Many people encounter negative and difficult co-workers at their workplaces. Here are three suggestions to help manage their behavior, and make your worklife more pleasurable. You will find that it may be an opportunity to practice the cardinal rule of changing another’s behavior: change your own behavior first by approaching the situation in an assertive, productive, and non-accusatory manner.
Problem: A co-worker is making your life on the job miserable. She makes negative, judgmental remarks about your work, your taste in clothes and your lifestyle in general. You dread going to work because you never know when an unexpected put-down will be aimed at something you say, do or wear.

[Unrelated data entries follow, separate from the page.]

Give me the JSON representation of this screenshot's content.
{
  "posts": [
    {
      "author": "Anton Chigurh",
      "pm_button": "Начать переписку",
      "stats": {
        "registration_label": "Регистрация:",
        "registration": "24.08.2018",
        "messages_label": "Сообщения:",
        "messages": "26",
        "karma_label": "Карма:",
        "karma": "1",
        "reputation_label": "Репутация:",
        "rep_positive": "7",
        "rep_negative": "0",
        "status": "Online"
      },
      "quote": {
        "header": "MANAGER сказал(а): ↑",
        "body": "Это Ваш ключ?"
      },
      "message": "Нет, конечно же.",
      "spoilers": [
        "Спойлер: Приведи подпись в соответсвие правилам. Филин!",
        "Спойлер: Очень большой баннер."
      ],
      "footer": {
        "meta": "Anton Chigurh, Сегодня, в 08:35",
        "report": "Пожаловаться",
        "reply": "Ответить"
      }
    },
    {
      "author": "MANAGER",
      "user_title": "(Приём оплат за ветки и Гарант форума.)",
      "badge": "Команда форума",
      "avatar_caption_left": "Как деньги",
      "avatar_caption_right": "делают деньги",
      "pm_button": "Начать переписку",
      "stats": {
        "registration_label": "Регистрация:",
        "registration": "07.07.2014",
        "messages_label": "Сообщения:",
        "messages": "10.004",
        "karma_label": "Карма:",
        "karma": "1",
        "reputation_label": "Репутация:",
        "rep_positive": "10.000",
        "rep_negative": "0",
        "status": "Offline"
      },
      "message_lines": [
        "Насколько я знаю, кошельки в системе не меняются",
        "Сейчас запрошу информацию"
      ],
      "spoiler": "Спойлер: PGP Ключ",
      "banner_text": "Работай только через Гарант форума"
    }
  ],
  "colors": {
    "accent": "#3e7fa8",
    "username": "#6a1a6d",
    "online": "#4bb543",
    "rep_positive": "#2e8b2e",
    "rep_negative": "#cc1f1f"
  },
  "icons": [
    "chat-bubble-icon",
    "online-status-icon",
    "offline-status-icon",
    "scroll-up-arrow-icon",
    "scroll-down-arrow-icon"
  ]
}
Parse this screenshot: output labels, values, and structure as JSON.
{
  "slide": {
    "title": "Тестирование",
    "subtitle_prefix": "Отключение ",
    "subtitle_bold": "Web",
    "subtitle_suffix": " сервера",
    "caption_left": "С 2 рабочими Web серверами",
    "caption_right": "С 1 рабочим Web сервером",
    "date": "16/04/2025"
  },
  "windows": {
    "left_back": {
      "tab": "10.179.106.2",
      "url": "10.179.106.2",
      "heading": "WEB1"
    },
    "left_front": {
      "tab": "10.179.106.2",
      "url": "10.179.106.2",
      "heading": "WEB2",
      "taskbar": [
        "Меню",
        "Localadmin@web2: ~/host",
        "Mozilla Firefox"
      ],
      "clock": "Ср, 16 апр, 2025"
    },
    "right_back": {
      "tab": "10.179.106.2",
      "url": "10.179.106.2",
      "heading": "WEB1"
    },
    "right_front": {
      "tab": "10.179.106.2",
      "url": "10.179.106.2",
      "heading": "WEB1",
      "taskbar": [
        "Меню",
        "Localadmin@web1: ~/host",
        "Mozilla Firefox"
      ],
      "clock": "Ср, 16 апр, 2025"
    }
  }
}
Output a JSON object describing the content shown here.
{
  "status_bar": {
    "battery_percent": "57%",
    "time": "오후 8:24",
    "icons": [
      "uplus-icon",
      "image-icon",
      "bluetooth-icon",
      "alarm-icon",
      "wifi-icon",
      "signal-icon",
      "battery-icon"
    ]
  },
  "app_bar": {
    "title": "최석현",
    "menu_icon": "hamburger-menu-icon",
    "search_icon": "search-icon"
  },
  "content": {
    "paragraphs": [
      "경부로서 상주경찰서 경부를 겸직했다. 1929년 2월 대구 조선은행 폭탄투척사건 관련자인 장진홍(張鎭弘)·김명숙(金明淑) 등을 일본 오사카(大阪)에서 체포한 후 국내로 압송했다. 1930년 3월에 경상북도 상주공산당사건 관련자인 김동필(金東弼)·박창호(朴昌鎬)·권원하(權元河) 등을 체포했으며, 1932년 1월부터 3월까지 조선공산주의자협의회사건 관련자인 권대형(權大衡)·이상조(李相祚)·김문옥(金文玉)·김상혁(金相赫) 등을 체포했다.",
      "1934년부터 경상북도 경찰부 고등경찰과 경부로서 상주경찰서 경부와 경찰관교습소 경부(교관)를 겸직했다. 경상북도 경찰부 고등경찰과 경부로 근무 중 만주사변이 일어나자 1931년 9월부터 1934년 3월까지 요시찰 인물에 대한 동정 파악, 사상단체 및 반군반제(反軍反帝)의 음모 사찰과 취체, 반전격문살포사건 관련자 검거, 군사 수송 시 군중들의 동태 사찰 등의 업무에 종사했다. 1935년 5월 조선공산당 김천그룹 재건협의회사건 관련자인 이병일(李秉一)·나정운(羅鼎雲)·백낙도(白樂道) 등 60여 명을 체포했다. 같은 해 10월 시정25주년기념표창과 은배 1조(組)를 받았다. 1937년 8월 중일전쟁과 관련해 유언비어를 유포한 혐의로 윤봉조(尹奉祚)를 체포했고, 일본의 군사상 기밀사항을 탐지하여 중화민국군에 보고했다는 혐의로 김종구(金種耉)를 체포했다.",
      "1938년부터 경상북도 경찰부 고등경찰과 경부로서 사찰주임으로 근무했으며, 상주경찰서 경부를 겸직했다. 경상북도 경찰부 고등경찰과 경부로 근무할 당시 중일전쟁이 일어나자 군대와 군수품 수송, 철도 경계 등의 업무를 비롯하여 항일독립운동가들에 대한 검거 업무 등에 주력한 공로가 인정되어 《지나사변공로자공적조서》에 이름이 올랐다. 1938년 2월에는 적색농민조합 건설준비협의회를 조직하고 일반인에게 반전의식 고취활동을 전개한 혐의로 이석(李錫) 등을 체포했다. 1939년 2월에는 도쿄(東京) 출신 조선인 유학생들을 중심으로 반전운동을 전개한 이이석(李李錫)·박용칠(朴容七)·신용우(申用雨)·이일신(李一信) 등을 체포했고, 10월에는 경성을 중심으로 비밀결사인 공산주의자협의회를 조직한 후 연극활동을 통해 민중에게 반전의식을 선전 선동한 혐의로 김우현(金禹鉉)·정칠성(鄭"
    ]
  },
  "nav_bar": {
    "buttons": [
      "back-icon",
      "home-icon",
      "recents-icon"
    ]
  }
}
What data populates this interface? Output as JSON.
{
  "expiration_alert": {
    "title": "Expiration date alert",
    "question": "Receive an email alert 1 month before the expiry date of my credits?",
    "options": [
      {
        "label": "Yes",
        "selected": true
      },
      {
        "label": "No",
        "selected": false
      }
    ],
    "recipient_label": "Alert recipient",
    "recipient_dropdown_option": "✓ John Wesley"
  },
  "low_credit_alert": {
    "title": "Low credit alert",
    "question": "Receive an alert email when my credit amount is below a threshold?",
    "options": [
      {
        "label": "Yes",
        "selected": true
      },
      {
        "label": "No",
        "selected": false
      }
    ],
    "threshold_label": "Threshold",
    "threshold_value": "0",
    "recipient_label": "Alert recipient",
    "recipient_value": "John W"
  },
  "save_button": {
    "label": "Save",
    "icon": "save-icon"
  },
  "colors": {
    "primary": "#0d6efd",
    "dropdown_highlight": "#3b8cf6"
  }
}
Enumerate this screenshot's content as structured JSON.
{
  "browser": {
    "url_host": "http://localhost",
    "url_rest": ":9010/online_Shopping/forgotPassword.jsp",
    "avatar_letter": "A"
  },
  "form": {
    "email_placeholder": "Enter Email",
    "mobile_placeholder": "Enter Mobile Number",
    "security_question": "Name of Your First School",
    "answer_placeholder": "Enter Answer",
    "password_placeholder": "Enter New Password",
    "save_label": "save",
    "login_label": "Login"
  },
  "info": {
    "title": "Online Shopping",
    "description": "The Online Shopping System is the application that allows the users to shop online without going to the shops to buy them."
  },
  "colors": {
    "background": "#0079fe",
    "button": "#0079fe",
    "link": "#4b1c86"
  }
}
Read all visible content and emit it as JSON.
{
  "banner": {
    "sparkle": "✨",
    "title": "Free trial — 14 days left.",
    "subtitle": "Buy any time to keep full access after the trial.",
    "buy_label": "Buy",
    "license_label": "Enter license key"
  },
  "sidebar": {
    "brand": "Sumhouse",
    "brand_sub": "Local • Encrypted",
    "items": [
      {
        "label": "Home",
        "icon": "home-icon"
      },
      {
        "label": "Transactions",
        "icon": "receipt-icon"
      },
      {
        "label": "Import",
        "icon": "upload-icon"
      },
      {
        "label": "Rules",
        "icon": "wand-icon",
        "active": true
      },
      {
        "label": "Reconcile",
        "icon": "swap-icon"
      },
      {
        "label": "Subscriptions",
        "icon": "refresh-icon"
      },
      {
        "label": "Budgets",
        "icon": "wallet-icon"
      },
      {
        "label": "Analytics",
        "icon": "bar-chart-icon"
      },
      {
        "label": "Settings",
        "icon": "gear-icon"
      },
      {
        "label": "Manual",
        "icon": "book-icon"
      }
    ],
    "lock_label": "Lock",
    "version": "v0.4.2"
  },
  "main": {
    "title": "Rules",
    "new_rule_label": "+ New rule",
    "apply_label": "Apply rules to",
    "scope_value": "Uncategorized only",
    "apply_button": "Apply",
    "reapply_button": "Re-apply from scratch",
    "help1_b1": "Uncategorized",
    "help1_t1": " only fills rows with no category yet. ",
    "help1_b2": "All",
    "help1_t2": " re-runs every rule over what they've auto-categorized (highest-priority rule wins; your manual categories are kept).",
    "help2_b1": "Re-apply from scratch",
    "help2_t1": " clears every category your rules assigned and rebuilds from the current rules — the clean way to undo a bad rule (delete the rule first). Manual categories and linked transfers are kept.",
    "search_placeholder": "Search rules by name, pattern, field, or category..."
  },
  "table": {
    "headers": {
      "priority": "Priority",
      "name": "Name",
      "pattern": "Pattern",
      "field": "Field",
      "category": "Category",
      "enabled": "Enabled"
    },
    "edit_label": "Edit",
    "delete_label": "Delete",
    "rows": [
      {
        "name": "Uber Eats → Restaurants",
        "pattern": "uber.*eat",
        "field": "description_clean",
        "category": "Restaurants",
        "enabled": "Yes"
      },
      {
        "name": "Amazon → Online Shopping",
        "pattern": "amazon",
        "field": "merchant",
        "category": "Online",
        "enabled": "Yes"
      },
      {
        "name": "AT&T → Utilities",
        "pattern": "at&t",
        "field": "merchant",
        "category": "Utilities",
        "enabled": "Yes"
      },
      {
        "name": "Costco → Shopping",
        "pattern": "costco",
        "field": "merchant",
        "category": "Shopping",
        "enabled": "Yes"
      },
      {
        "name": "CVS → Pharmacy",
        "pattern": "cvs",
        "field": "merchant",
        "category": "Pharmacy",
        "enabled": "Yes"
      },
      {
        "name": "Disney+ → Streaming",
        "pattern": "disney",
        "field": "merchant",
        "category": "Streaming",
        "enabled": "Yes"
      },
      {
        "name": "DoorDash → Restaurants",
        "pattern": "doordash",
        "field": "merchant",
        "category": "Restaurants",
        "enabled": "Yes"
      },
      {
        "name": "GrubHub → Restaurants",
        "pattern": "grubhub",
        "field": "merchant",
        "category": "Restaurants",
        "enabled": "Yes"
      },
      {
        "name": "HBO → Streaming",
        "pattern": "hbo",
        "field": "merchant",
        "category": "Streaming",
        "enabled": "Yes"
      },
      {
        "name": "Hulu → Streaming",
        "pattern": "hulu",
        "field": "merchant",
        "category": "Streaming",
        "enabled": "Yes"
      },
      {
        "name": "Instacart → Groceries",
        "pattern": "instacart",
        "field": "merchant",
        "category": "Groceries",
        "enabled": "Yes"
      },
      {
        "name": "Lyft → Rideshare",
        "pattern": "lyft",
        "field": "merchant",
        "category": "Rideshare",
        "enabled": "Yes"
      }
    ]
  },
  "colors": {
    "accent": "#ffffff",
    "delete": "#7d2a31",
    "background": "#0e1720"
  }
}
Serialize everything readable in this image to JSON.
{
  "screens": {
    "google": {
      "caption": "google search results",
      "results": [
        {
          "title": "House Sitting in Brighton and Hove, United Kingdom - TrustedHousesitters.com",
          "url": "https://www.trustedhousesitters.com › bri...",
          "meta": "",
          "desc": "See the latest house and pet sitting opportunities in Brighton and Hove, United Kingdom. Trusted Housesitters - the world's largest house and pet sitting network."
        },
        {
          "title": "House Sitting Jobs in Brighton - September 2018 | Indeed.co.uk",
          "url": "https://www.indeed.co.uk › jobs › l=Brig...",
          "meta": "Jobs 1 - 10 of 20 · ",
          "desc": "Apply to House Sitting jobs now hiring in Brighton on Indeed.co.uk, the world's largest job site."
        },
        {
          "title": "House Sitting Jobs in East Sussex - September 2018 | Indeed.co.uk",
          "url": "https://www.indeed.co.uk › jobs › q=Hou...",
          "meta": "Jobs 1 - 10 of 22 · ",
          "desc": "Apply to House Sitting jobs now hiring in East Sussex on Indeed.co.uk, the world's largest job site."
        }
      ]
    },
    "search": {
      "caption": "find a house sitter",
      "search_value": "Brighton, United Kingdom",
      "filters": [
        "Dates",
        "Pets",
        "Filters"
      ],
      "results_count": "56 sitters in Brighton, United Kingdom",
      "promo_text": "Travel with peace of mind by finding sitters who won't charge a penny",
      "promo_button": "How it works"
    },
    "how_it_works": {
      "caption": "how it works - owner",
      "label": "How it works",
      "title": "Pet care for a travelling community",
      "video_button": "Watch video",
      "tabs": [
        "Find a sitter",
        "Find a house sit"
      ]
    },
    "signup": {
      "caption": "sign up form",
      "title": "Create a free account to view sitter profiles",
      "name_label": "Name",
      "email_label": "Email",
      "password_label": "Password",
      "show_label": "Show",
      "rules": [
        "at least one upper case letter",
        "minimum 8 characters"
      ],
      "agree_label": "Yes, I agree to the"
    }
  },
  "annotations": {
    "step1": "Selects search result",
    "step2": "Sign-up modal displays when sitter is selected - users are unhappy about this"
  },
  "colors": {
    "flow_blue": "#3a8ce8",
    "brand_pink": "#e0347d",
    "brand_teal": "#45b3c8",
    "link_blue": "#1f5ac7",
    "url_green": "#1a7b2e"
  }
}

Solution: Dis-empower your co-worker, using behavior that is appropriate to the situation and acceptable to your personal standards. People who put others down do so out of some emotional dysfunction because those who feel good about themselves do not have a need to make others feel bad in order to make themselves feel better. Negative people may be jealous, insensitive, ignorant, suffering from low self-esteem or all of these things at the same time.
Despite the fact that their behavior is essentially
problem, negative people create stress for those around them. They instinctively play on the insecurities and self-doubts of others, making them feel incompetent and defensive. This is doubly difficult in the workplace, where you need to feel competent.
To take back that which is rightfully yours — the right to work without fear and harassment, you need to defuse your co-worker’s negative power. For example:
Change your relationship to “all business.”
Don’t engage in any personal conversation with her, and do not reply or react to any remarks that aren’t absolutely necessary and related to work. It may take some time, but she will eventually get the message. If she challenges you, simply say “Jane, I would appreciate keeping our conversations strictly related to work issues.”
Put her on the spot.
This takes some nerve but is very effective. In a calm voice say, “Jane, why would you say something so negative? Are you unhappy today?” Or, “Has your work always been so perfect that you can criticize me? How do you think that remark makes me feel?” Or, “Have you ever thought about the things you say and how they might make other people feel?”
You may be doing her a favor because she is probably alienating other people as well. “Jane, I dread having personal conversations with you because you are often so negative about everything and everyone. I hope you’ll appreciate my honesty and think about what I’ve said.” Or, “If you have only negative things to say please refrain from talking to me. I really don’t appreciate being talked to that way. Thank you.”
These are simple ways to manage a co-worker’s negative behavior.
Most likely, however, she not only treats you badly but others as well. If she doesn’t respond to your clear communication, then it may be time to gather other co-workers, and address these issues as a group. The critical point here is for everyone to come away from such a confrontation feeling better about themselves, including the offender, so that there is a win/win atmosphere created. This meeting is not about attacking the offender’s behavior, but rather about sharing the impact of her behavior on each of those present. It also extremely important to offer a positive solution: “You know Jane, we want to enjoy your company and think that underneath all that negativity there is someone we would like to get to know.” Often a person with a negative attitude feels outside the group, not realizing she is creating the rejection herself. If well handled, a group meeting that kindly suggests that the group would welcome her can help her insecurity about not being wanted or not belonging.
If any readers use these approaches, I would very much like to hear about the results and your thoughts. A last note, sometimes avoidance as much as possible may be the best solution because some people have deep-seated personality and, or emotional problems that, unless treated by a professional, are extremely difficult to manage. I’ll look forward to hearing from you.
Based in Rockport, life coach and psychotherapist Susan Britt, M.Ed., a former university director of career and counseling services, teaches individuals, couples and families to resolve relationship conflicts, clarify and achieve life and career goals, and accelerate personal growth. Comments and questions may be addressed to her at firstname.lastname@example.org or 978-546-9431.